The objective was to design a retreat house for a retired couple in their ancestral village somewhere along the eastern coast of Andhra Pradesh—some 20 km from the coast.
The main challenge of the project was to create a house that blends in the middle of a village with some of its homes dating back to the late 19th century. Though the village stopped growing since Independence, it exhibits remarkable consistency in terms of how the houses were carved out of larger walled compounds. None of the houses open to the narrow streets directly; instead, they connect to the open spaces they demarcate within the compound. The volumes exhibit a definite geometry with scope for additive growth without losing their relationship with open space.
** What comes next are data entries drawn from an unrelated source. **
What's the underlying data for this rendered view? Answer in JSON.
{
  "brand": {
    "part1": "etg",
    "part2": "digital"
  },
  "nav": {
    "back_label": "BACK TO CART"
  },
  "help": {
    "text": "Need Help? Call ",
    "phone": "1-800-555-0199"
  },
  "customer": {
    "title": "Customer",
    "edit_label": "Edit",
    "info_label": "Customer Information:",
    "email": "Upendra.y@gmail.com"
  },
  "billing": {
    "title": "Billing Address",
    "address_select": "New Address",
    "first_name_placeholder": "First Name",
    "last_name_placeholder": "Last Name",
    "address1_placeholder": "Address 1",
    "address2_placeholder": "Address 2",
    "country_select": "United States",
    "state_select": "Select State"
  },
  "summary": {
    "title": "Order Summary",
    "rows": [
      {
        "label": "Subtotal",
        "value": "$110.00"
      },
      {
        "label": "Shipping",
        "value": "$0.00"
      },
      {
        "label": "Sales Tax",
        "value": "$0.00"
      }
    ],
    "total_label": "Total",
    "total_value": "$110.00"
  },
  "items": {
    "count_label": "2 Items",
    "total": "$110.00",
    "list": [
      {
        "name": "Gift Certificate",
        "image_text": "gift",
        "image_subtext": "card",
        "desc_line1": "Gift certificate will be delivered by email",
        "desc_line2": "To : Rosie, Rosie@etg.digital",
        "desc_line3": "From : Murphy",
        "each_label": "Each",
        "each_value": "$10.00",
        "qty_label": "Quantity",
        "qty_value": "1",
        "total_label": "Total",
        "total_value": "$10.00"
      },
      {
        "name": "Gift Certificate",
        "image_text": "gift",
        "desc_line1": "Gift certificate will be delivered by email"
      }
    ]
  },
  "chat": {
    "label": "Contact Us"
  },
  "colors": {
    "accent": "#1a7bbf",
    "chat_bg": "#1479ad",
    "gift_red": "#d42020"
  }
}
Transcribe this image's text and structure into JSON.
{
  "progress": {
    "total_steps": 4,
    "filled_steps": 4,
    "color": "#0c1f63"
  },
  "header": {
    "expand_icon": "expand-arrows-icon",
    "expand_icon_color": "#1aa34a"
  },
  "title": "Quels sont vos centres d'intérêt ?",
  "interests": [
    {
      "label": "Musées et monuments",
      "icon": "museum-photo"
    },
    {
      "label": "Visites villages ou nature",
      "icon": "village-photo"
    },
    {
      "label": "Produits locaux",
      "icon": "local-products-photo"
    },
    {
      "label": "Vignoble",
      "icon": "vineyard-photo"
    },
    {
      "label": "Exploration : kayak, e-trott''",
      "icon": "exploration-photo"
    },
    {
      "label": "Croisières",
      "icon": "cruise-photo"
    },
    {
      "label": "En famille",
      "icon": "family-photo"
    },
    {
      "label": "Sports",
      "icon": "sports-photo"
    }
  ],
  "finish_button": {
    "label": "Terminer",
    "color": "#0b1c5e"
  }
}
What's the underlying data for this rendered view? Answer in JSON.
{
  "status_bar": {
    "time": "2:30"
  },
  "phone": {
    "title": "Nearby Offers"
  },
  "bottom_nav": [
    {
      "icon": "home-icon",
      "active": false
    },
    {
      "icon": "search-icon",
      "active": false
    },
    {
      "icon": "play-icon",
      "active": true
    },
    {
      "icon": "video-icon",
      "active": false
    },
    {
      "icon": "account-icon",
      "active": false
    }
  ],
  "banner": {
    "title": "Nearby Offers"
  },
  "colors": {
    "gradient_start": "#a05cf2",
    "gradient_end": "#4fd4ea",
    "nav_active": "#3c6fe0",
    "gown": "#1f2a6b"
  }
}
With the objective to retain this spatial quality, the house is conceived as a series of enclosed rooms, some open to the sky and some roofed, and the building exhibits a clear hierarchy through scale depending on their intended use.
The houses in the village seem to be well preserved in spite of the hot and humid climate. The houses have mud walls with lighter roofing. Keeping this in mind, we propose to use exposed brick as a principal material with wood as the secondary material.
These two materials define the expression of the project.